(The input)
--- START ---

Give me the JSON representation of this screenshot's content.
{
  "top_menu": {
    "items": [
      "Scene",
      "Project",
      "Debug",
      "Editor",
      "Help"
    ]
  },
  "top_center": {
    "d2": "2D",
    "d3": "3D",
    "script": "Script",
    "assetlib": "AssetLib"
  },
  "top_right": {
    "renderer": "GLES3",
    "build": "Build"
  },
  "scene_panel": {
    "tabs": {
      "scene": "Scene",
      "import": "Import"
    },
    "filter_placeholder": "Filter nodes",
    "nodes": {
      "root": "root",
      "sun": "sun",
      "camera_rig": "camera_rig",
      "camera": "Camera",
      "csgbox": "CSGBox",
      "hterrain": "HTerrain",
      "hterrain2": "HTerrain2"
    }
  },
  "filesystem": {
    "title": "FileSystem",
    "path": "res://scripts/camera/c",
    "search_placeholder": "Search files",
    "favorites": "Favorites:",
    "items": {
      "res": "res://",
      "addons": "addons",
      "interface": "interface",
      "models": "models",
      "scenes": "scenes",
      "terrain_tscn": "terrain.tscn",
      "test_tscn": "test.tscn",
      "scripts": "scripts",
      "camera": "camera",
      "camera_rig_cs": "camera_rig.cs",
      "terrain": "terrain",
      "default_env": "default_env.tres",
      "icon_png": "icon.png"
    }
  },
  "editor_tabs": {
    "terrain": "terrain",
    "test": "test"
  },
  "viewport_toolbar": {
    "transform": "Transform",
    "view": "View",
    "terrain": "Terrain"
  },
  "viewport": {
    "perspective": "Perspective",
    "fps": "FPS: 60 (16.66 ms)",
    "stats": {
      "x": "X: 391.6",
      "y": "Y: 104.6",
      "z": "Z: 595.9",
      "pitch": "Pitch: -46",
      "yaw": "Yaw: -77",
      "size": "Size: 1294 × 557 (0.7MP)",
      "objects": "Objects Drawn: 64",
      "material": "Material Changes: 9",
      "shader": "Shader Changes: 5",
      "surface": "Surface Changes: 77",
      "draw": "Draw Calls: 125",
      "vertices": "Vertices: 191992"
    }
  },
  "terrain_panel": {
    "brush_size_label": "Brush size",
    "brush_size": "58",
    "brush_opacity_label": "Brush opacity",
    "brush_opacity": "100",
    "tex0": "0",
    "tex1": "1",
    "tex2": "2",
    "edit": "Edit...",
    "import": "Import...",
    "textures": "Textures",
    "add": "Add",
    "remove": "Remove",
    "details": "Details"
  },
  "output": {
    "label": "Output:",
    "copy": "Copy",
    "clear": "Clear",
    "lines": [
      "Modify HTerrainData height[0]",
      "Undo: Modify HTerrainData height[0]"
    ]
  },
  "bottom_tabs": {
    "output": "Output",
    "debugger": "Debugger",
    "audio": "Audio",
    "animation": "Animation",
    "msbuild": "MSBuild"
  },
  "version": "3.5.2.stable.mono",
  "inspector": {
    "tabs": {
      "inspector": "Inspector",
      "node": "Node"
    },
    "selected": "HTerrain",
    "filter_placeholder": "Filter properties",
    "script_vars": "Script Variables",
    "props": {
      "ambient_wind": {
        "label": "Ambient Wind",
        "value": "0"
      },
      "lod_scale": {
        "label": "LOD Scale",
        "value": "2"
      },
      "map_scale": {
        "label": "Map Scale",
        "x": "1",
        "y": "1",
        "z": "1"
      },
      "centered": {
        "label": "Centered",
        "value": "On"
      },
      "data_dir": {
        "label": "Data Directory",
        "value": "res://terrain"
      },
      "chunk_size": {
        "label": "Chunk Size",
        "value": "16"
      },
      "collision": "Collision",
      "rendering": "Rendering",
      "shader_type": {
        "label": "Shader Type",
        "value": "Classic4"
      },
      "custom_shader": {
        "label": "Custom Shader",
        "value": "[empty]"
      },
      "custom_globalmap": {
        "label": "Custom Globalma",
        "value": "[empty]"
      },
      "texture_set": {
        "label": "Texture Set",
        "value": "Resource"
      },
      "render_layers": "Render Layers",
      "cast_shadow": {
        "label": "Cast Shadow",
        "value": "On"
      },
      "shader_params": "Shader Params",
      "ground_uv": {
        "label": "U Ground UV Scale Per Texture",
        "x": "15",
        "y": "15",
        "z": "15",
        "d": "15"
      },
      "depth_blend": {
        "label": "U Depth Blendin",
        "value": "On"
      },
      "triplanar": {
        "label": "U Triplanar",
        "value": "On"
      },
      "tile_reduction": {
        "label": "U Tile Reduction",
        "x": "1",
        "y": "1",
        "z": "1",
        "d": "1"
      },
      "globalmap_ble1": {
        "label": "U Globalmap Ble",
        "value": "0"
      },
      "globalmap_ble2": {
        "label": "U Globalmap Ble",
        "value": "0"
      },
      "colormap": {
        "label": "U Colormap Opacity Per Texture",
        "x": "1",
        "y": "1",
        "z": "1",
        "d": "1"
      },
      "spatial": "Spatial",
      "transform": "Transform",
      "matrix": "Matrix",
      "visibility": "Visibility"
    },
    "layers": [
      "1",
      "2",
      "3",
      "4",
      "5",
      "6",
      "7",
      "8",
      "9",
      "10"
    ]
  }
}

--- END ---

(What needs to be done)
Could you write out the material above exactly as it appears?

(Your solution)
Give me the JSON representation of this screenshot's content.
{
  "top_menu": {
    "items": [
      "Scene",
      "Project",
      "Debug",
      "Editor",
      "Help"
    ]
  },
  "top_center": {
    "d2": "2D",
    "d3": "3D",
    "script": "Script",
    "assetlib": "AssetLib"
  },
  "top_right": {
    "renderer": "GLES3",
    "build": "Build"
  },
  "scene_panel": {
    "tabs": {
      "scene": "Scene",
      "import": "Import"
    },
    "filter_placeholder": "Filter nodes",
    "nodes": {
      "root": "root",
      "sun": "sun",
      "camera_rig": "camera_rig",
      "camera": "Camera",
      "csgbox": "CSGBox",
      "hterrain": "HTerrain",
      "hterrain2": "HTerrain2"
    }
  },
  "filesystem": {
    "title": "FileSystem",
    "path": "res://scripts/camera/c",
    "search_placeholder": "Search files",
    "favorites": "Favorites:",
    "items": {
      "res": "res://",
      "addons": "addons",
      "interface": "interface",
      "models": "models",
      "scenes": "scenes",
      "terrain_tscn": "terrain.tscn",
      "test_tscn": "test.tscn",
      "scripts": "scripts",
      "camera": "camera",
      "camera_rig_cs": "camera_rig.cs",
      "terrain": "terrain",
      "default_env": "default_env.tres",
      "icon_png": "icon.png"
    }
  },
  "editor_tabs": {
    "terrain": "terrain",
    "test": "test"
  },
  "viewport_toolbar": {
    "transform": "Transform",
    "view": "View",
    "terrain": "Terrain"
  },
  "viewport": {
    "perspective": "Perspective",
    "fps": "FPS: 60 (16.66 ms)",
    "stats": {
      "x": "X: 391.6",
      "y": "Y: 104.6",
      "z": "Z: 595.9",
      "pitch": "Pitch: -46",
      "yaw": "Yaw: -77",
      "size": "Size: 1294 × 557 (0.7MP)",
      "objects": "Objects Drawn: 64",
      "material": "Material Changes: 9",
      "shader": "Shader Changes: 5",
      "surface": "Surface Changes: 77",
      "draw": "Draw Calls: 125",
      "vertices": "Vertices: 191992"
    }
  },
  "terrain_panel": {
    "brush_size_label": "Brush size",
    "brush_size": "58",
    "brush_opacity_label": "Brush opacity",
    "brush_opacity": "100",
    "tex0": "0",
    "tex1": "1",
    "tex2": "2",
    "edit": "Edit...",
    "import": "Import...",
    "textures": "Textures",
    "add": "Add",
    "remove": "Remove",
    "details": "Details"
  },
  "output": {
    "label": "Output:",
    "copy": "Copy",
    "clear": "Clear",
    "lines": [
      "Modify HTerrainData height[0]",
      "Undo: Modify HTerrainData height[0]"
    ]
  },
  "bottom_tabs": {
    "output": "Output",
    "debugger": "Debugger",
    "audio": "Audio",
    "animation": "Animation",
    "msbuild": "MSBuild"
  },
  "version": "3.5.2.stable.mono",
  "inspector": {
    "tabs": {
      "inspector": "Inspector",
      "node": "Node"
    },
    "selected": "HTerrain",
    "filter_placeholder": "Filter properties",
    "script_vars": "Script Variables",
    "props": {
      "ambient_wind": {
        "label": "Ambient Wind",
        "value": "0"
      },
      "lod_scale": {
        "label": "LOD Scale",
        "value": "2"
      },
      "map_scale": {
        "label": "Map Scale",
        "x": "1",
        "y": "1",
        "z": "1"
      },
      "centered": {
        "label": "Centered",
        "value": "On"
      },
      "data_dir": {
        "label": "Data Directory",
        "value": "res://terrain"
      },
      "chunk_size": {
        "label": "Chunk Size",
        "value": "16"
      },
      "collision": "Collision",
      "rendering": "Rendering",
      "shader_type": {
        "label": "Shader Type",
        "value": "Classic4"
      },
      "custom_shader": {
        "label": "Custom Shader",
        "value": "[empty]"
      },
      "custom_globalmap": {
        "label": "Custom Globalma",
        "value": "[empty]"
      },
      "texture_set": {
        "label": "Texture Set",
        "value": "Resource"
      },
      "render_layers": "Render Layers",
      "cast_shadow": {
        "label": "Cast Shadow",
        "value": "On"
      },
      "shader_params": "Shader Params",
      "ground_uv": {
        "label": "U Ground UV Scale Per Texture",
        "x": "15",
        "y": "15",
        "z": "15",
        "d": "15"
      },
      "depth_blend": {
        "label": "U Depth Blendin",
        "value": "On"
      },
      "triplanar": {
        "label": "U Triplanar",
        "value": "On"
      },
      "tile_reduction": {
        "label": "U Tile Reduction",
        "x": "1",
        "y": "1",
        "z": "1",
        "d": "1"
      },
      "globalmap_ble1": {
        "label": "U Globalmap Ble",
        "value": "0"
      },
      "globalmap_ble2": {
        "label": "U Globalmap Ble",
        "value": "0"
      },
      "colormap": {
        "label": "U Colormap Opacity Per Texture",
        "x": "1",
        "y": "1",
        "z": "1",
        "d": "1"
      },
      "spatial": "Spatial",
      "transform": "Transform",
      "matrix": "Matrix",
      "visibility": "Visibility"
    },
    "layers": [
      "1",
      "2",
      "3",
      "4",
      "5",
      "6",
      "7",
      "8",
      "9",
      "10"
    ]
  }
}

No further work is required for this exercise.